Prosecutors state that to keep their activities as secretive as possible, the combined group was careful to disguise the thing that was going on and steer clear of information from leaking. They would use coded language when they talked about their business on the phone, referring to pizza when discussing loans, for instance. All transactions were conducted in cash, and customers were checked for weapons and devices that are recording they came in to spot bets or talk about loans.
The group faces a variety of costs, including racketeering conspiracy, racketeering collection of unlawful financial obligation, making extortionate extensions of credit, running an illegal gambling business, possessing a firearm to help a violent crime, and collections of extensions of credit by extortionate means.
Las Vegas Sands Pays $47.4 Million to Feds to flee Criminal Charges
Las Vegas Sands Corp. is forking over $47.4 million towards the Feds to avoid indictments that are criminal money laundering
Plenty of individual states make bank on gambling activities of their constituents; things such as lotteries and casino fees. But the federal government seems to have found their cash cow at a much higher and slicker level today: skimming huge amounts from indicted gambling businesses in exchange for the culprits getting away with light or no sentencing.

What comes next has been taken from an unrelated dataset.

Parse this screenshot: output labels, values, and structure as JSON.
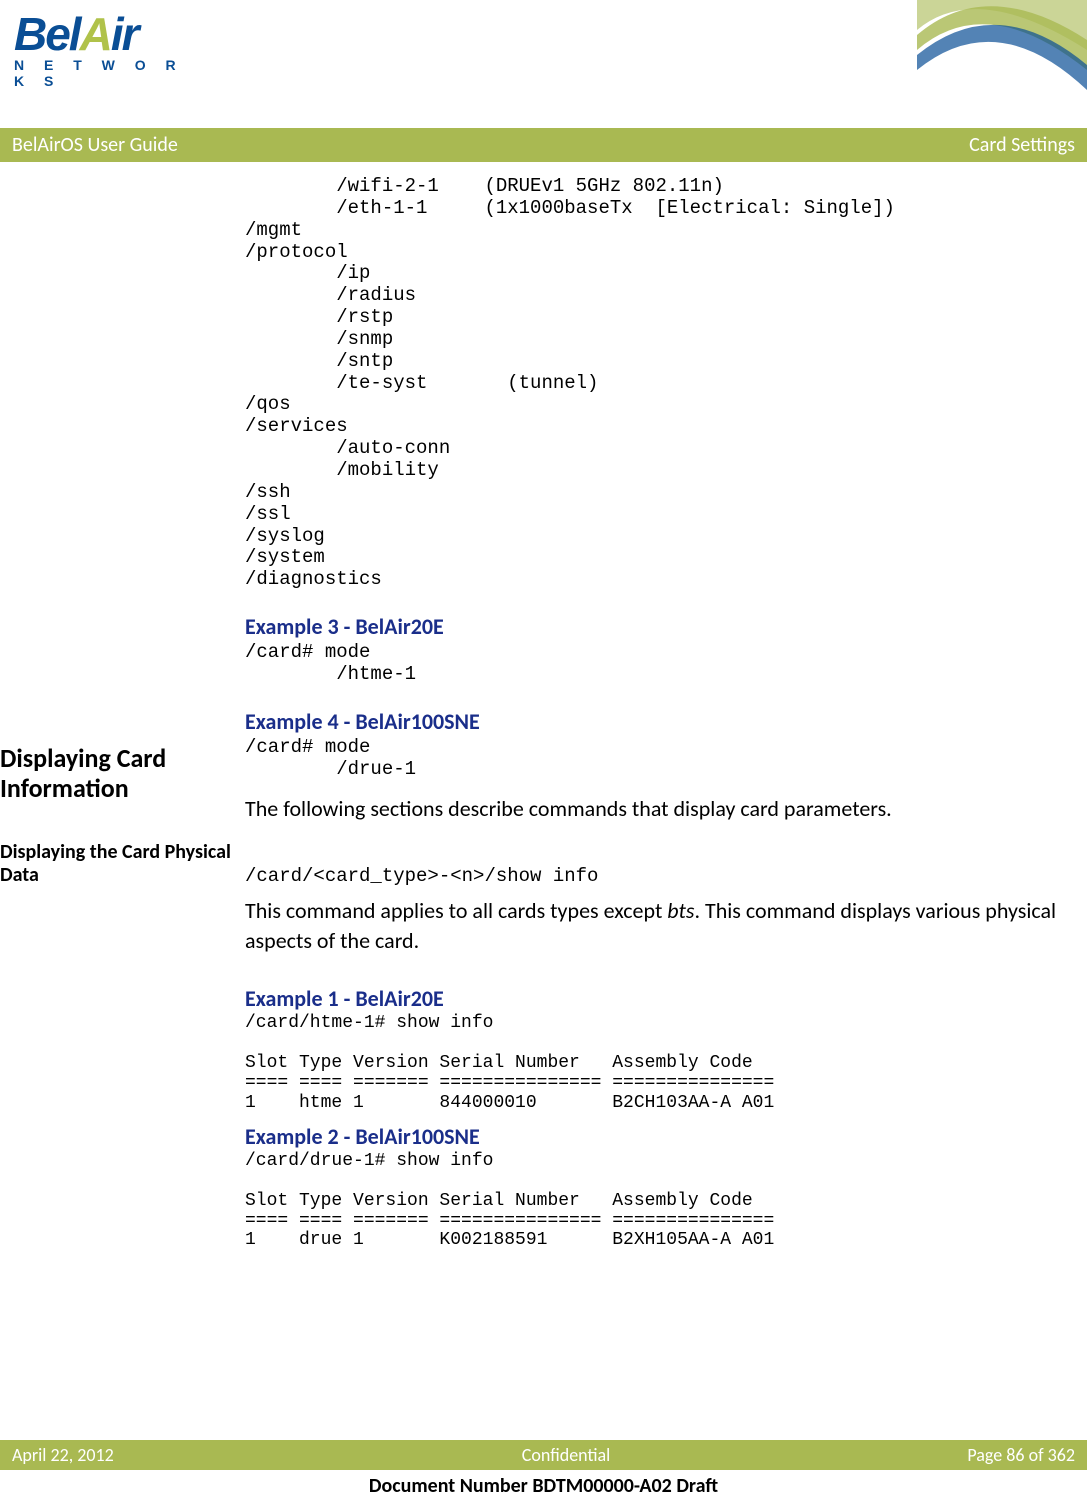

Full Tilt employer Ray Bitar had been a notable example of this recently, now Las Vegas Sands Corp. headed by billionaire curmudgeon Sheldon Adelson has followed suit, agreeing to spend $47.4 million in punitive fines so that federal prosecutors don’t slam the casino conglomerate with unlawful charges for money laundering. Just the cost of doing business, it seems.
DoJ and Sands Come to Terms

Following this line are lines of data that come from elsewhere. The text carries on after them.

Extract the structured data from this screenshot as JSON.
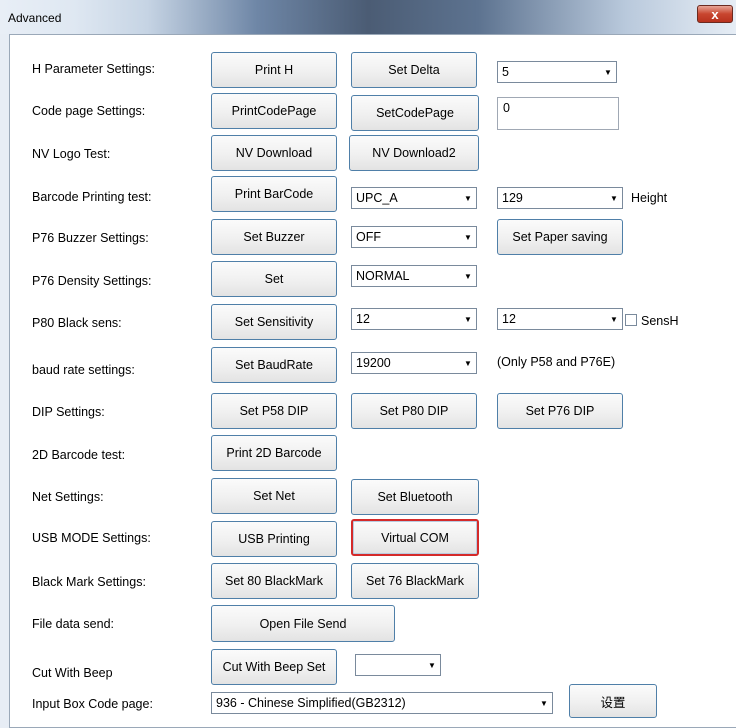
{
  "window": {
    "title": "Advanced",
    "close_label": "x"
  },
  "rows": {
    "h_param": {
      "label": "H Parameter Settings:",
      "btn1": "Print H",
      "btn2": "Set Delta",
      "combo": "5"
    },
    "code_page": {
      "label": "Code page Settings:",
      "btn1": "PrintCodePage",
      "btn2": "SetCodePage",
      "input": "0"
    },
    "nv_logo": {
      "label": "NV Logo Test:",
      "btn1": "NV Download",
      "btn2": "NV Download2"
    },
    "barcode": {
      "label": "Barcode Printing test:",
      "btn1": "Print BarCode",
      "combo1": "UPC_A",
      "combo2": "129",
      "suffix": "Height"
    },
    "buzzer": {
      "label": "P76 Buzzer Settings:",
      "btn1": "Set Buzzer",
      "combo": "OFF",
      "btn2": "Set Paper saving"
    },
    "density": {
      "label": "P76 Density Settings:",
      "btn1": "Set",
      "combo": "NORMAL"
    },
    "black_sens": {
      "label": "P80 Black sens:",
      "btn1": "Set Sensitivity",
      "combo1": "12",
      "combo2": "12",
      "check_label": "SensH"
    },
    "baud": {
      "label": "baud rate settings:",
      "btn1": "Set BaudRate",
      "combo": "19200",
      "note": "(Only P58 and P76E)"
    },
    "dip": {
      "label": "DIP Settings:",
      "btn1": "Set P58 DIP",
      "btn2": "Set P80 DIP",
      "btn3": "Set P76 DIP"
    },
    "barcode2d": {
      "label": "2D Barcode test:",
      "btn1": "Print 2D Barcode"
    },
    "net": {
      "label": "Net Settings:",
      "btn1": "Set Net",
      "btn2": "Set Bluetooth"
    },
    "usb": {
      "label": "USB MODE Settings:",
      "btn1": "USB Printing",
      "btn2": "Virtual COM"
    },
    "black_mark": {
      "label": "Black Mark Settings:",
      "btn1": "Set 80 BlackMark",
      "btn2": "Set 76 BlackMark"
    },
    "file_send": {
      "label": "File data send:",
      "btn1": "Open File Send"
    },
    "cut_beep": {
      "label": "Cut With Beep",
      "btn1": "Cut With Beep Set",
      "combo": ""
    },
    "input_cp": {
      "label": "Input Box Code page:",
      "combo": "936 - Chinese Simplified(GB2312)",
      "btn1": "设置"
    }
  }
}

A recently signed agreement involving the U.S Department of Justice (DoJ) and Las vegas, nevada Sands states that, based on evidence, the business was recalcitrant in alerting authorities that are federal one of its whales made numerous questionably large deposits at their Las Vegas casino The Venetian in 2006 and 2007. The high stakes gambler under consideration ended up being later on tied to a major worldwide drug trafficking band.
The contract finishes a two-year criminal investigation by the U.S. Attorney’s office in Los Angeles, and that workplace has consented to seek no further indictments as well. A las vegas, nevada Sands representative, Ron Reese, says the gambling empire cooperated fully with all the feds ‘and that effort was recognized by the national government.’ Also, the good Christmas that is early bonus probably didn’t hurt matters.

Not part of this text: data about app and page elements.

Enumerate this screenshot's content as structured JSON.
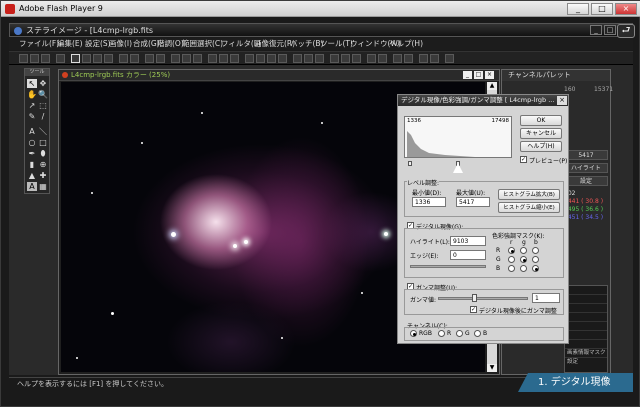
{
  "flash_window": {
    "title": "Adobe Flash Player 9",
    "minimize": "_",
    "maximize": "□",
    "close": "×"
  },
  "app": {
    "title": "ステライメージ - [L4cmp-lrgb.fits",
    "min": "_",
    "max": "□",
    "close": "×",
    "return_glyph": "⮐"
  },
  "menu": [
    "ファイル(F)",
    "編集(E)",
    "設定(S)",
    "画像(I)",
    "合成(G)",
    "階調(O)",
    "範囲選択(C)",
    "フィルタ(L)",
    "画像復元(R)",
    "バッチ(B)",
    "ツール(T)",
    "ウィンドウ(W)",
    "ヘルプ(H)"
  ],
  "toolbox": {
    "title": "ツール",
    "tools": [
      "↖",
      "✥",
      "✋",
      "🔍",
      "↗",
      "⬚",
      "✎",
      "/",
      "A",
      "＼",
      "○",
      "□",
      "✒",
      "⬮",
      "▮",
      "⊕",
      "▲",
      "✚",
      "A",
      "▦"
    ]
  },
  "document": {
    "title": "L4cmp-lrgb.fits カラー (25%)",
    "min": "_",
    "max": "□",
    "close": "×",
    "scroll_up": "▲",
    "scroll_down": "▼"
  },
  "channel_palette": {
    "title": "チャンネルパレット",
    "readout_lines": [
      "160",
      "15371"
    ],
    "field_value": "5417",
    "buttons": [
      "ハイライト",
      "設定"
    ],
    "values": [
      "902",
      "2441 ( 30.8 )",
      "2495 ( 36.6 )",
      "2451 ( 34.5 )"
    ],
    "list_items": [
      "",
      "",
      "",
      "",
      "",
      "",
      "",
      ""
    ],
    "footer": "画素情報マスク設定"
  },
  "dialog": {
    "title": "デジタル現像/色彩強調/ガンマ調整 [ L4cmp-lrgb ...",
    "close": "×",
    "hist_low": "1336",
    "hist_high": "17498",
    "ok": "OK",
    "cancel": "キャンセル",
    "help": "ヘルプ(H)",
    "preview_label": "プレビュー(P)",
    "preview_checked": "✓",
    "level_group": "レベル調整:",
    "min_label": "最小値(D):",
    "max_label": "最大値(U):",
    "min_value": "1336",
    "max_value": "5417",
    "hist_btn1": "ヒストグラム拡大(B)",
    "hist_btn2": "ヒストグラム縮小(E)",
    "dd_check_label": "デジタル現像(G):",
    "dd_checked": "✓",
    "highlight_label": "ハイライト(L):",
    "highlight_value": "9103",
    "edge_label": "エッジ(E):",
    "edge_value": "0",
    "mask_label": "色彩強調マスク(K):",
    "mask_cols": [
      "r",
      "g",
      "b"
    ],
    "mask_rows": [
      "R",
      "G",
      "B"
    ],
    "gamma_check_label": "ガンマ調整(U):",
    "gamma_checked": "✓",
    "gamma_label": "ガンマ値:",
    "gamma_value": "1",
    "after_dd_label": "デジタル現像後にガンマ調整",
    "after_dd_checked": "✓",
    "channel_label": "チャンネル(C):",
    "channels": [
      "RGB",
      "R",
      "G",
      "B"
    ]
  },
  "status": "ヘルプを表示するには [F1] を押してください。",
  "caption": "1. デジタル現像"
}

Still Could SEC that is face Charges
Nonetheless, the casino conglomerate is not completely away from the woods yet. In accordance with Gaming Control Board Chairman A.G. Burnett, Las Vegas Sands Corp. could still be held liable if the Board reviews the settlement terms and discovers anything dubious; they still have the option to file their own charges, if so.
‘ Now that the agreement has been finalized, it’s going to be determined if there have been any violations associated with state’s Foreign Gaming Act,’ Burnett stated.
While the opera ain’t quite over yet, some gaming analysts actually think that Sands got off pretty easy with ‘just’ the $47.4 million kickback, um, we mean forfeiture. Credit-Suisse analyst Joel Simkins had this to say we believe this ruling removes a key overhang to the longer-term Las Vegas Sands story about it. And, we believe it can come as being a relief to many investors and also require anticipated a larger punishment.’
The ongoing investigation involved not only the DoJ, but also the Securities and Exchange Commission (SEC), which monitors such things as stock fraud and insider trading. The SEC was scrutinizing the happenings to see if any violations of the Foreign Corrupt ways Act have been implemented. Allegations of possible misconduct were brought to the SEC’s attention by an unhappy worker after he ended up being fired in what he termed a wrongful termination lawsuit. The employee been the CEO of Sands’ Macau casino ops at the time of the firing.
The money that is federal charges arrived about after a high roller dual Chinese-Mexican citizen and ‘businessman’ Zhenli Ye Gon gambled at the Venetian after depositing more than $45 million into his player’s account myfreepokies.com there in 2006 and 2007. He now faces drug trafficking fees in Mexico.